Go through the entries below and say how many lines hold the word "this". Nothing else is needed.

_Web page and app entries_:
- - - -
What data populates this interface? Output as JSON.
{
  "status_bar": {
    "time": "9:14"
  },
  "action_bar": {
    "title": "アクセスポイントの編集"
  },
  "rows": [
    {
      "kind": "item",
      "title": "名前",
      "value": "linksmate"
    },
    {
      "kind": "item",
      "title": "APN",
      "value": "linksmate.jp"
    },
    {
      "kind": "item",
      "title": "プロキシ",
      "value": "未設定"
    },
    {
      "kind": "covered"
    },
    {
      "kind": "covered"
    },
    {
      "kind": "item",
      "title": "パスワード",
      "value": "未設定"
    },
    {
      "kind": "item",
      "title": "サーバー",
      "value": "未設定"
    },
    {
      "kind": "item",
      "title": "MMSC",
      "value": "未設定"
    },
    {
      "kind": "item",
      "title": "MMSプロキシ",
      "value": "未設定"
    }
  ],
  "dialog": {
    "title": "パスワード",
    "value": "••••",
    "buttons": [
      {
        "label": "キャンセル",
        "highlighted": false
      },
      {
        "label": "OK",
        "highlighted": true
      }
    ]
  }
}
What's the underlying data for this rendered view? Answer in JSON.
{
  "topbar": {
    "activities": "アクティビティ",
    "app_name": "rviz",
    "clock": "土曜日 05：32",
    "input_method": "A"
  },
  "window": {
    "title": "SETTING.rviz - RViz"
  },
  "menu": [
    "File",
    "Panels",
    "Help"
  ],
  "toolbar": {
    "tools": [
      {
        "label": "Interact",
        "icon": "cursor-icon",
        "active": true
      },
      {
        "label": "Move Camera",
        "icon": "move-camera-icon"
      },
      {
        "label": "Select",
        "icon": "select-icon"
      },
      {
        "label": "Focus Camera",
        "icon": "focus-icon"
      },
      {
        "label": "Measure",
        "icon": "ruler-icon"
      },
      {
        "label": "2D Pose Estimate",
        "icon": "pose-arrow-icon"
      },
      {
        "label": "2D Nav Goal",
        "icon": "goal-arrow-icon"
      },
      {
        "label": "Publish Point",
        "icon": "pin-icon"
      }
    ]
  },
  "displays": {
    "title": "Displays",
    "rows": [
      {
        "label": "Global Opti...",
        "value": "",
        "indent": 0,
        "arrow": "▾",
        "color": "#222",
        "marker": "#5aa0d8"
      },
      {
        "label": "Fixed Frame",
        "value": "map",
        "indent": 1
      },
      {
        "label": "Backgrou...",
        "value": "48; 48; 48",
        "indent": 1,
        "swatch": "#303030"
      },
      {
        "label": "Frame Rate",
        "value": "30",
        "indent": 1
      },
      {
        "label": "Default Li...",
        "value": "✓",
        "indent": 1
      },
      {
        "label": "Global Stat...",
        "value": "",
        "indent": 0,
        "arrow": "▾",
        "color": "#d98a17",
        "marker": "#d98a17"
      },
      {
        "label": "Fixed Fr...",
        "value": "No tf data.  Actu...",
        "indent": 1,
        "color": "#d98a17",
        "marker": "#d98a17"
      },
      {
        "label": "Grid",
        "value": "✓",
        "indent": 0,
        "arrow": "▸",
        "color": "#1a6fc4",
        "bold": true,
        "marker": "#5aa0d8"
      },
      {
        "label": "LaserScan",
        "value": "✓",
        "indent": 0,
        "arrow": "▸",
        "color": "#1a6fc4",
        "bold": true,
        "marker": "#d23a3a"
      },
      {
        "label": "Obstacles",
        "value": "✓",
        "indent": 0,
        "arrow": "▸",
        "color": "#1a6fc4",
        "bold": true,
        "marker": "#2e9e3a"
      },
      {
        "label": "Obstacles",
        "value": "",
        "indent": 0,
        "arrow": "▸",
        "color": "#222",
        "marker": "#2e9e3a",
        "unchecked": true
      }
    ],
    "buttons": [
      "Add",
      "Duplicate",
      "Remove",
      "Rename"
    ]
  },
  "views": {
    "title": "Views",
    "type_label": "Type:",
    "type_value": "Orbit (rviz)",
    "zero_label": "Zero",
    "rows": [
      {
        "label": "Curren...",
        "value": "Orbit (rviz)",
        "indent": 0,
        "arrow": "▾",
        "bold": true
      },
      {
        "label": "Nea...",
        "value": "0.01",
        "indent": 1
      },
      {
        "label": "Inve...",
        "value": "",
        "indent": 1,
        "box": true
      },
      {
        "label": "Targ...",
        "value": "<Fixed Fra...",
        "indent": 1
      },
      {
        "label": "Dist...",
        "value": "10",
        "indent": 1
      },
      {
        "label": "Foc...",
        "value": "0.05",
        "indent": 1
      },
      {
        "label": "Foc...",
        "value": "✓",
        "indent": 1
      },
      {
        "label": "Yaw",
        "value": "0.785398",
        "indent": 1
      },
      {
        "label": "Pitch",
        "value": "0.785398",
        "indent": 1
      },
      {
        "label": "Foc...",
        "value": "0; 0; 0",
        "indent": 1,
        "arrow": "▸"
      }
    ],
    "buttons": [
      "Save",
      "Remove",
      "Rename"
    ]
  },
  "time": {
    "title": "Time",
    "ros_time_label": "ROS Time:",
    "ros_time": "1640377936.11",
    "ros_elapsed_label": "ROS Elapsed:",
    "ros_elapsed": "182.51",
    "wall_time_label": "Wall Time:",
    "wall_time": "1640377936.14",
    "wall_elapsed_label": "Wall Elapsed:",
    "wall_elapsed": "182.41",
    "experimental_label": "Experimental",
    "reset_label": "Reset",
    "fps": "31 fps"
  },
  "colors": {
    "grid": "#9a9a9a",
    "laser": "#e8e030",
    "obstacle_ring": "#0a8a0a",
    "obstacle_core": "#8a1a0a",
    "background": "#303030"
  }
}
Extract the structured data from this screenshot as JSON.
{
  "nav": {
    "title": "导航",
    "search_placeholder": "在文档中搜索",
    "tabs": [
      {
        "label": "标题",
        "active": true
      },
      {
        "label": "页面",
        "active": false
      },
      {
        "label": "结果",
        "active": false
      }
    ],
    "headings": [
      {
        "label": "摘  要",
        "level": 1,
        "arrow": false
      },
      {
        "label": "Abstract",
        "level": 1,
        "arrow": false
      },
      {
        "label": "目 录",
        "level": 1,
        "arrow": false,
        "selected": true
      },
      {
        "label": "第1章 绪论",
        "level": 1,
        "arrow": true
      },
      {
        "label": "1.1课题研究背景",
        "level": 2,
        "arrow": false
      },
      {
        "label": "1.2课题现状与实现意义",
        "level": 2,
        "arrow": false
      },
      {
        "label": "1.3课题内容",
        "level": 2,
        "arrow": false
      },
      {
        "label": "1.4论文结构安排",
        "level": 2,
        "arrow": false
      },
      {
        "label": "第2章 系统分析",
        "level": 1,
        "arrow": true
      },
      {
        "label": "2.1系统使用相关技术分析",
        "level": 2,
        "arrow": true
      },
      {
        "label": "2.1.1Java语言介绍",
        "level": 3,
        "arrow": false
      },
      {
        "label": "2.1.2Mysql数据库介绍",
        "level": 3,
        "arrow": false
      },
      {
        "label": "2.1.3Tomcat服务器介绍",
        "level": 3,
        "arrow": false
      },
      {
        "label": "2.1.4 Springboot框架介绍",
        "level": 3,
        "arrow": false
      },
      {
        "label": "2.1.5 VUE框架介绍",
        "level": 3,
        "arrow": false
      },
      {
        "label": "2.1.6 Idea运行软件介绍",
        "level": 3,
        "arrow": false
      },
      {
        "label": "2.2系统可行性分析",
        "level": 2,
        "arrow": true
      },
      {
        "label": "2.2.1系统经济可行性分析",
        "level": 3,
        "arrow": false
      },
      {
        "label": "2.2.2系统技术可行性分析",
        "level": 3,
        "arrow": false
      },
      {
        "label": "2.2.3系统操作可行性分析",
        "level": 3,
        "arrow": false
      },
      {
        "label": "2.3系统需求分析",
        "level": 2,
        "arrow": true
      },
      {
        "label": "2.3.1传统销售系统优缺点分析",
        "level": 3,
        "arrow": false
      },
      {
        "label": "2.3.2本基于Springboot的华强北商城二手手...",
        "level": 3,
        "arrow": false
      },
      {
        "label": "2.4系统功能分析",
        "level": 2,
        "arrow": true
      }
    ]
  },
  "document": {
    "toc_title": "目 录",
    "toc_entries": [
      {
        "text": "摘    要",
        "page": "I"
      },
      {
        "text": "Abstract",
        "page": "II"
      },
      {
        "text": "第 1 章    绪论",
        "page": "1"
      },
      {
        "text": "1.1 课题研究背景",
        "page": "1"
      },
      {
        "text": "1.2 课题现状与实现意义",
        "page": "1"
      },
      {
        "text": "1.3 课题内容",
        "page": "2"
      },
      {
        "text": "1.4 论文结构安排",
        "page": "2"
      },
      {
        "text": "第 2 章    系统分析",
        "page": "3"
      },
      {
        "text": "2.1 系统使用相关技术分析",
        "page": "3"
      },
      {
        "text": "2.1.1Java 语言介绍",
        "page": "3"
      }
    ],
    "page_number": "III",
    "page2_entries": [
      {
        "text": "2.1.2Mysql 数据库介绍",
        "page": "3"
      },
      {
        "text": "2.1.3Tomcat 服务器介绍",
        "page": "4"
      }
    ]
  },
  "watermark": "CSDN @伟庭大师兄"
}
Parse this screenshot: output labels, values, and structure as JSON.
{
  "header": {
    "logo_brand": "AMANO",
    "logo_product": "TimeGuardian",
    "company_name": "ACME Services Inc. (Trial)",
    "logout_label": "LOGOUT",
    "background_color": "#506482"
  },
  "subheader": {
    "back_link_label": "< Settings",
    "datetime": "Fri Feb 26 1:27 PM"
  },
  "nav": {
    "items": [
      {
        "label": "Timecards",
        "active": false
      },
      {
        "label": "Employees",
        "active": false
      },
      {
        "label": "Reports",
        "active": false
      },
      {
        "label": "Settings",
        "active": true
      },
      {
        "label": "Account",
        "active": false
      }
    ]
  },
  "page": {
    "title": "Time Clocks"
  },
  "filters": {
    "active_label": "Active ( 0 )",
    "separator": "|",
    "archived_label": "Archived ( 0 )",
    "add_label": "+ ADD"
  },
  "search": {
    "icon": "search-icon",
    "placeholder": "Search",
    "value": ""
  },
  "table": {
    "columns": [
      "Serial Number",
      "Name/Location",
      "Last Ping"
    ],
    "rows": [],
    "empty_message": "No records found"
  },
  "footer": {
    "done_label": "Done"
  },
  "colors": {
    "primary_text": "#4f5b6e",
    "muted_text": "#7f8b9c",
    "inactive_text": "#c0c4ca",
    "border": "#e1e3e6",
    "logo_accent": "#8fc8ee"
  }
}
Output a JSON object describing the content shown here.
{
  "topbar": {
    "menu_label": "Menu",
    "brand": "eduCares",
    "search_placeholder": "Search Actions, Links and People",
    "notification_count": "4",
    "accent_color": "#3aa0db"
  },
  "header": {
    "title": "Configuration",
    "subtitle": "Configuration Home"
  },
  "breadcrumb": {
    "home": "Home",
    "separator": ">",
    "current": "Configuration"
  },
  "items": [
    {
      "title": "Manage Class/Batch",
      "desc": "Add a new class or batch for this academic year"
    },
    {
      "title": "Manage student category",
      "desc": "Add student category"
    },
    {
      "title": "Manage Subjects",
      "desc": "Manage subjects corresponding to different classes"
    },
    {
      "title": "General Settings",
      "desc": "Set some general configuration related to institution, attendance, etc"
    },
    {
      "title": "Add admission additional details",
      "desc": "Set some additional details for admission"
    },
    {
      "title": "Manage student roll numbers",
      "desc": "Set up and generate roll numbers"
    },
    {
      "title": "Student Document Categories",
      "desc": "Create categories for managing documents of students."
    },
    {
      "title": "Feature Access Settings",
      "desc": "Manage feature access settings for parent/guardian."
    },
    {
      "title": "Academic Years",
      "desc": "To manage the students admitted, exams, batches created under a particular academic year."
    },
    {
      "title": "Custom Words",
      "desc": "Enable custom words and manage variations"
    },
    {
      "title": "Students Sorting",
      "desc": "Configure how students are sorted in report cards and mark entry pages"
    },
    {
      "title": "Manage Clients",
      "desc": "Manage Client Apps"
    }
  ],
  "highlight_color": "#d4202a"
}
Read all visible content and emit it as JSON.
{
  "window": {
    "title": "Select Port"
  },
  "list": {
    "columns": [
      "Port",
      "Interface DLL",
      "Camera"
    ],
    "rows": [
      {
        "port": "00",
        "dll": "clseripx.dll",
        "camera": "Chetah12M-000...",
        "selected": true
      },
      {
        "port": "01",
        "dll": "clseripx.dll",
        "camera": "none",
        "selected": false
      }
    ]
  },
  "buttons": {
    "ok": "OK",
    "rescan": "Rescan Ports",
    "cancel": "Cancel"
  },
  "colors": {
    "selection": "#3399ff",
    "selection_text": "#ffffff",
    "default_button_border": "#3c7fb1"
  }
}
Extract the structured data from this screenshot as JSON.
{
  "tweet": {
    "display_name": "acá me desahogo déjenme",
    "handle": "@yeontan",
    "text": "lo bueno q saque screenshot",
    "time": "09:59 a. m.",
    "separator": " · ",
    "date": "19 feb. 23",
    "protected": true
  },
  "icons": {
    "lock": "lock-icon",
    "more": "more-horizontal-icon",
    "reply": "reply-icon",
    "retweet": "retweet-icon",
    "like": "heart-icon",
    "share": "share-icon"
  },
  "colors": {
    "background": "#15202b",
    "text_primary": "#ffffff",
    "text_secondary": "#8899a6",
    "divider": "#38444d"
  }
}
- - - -
_Response box_: 6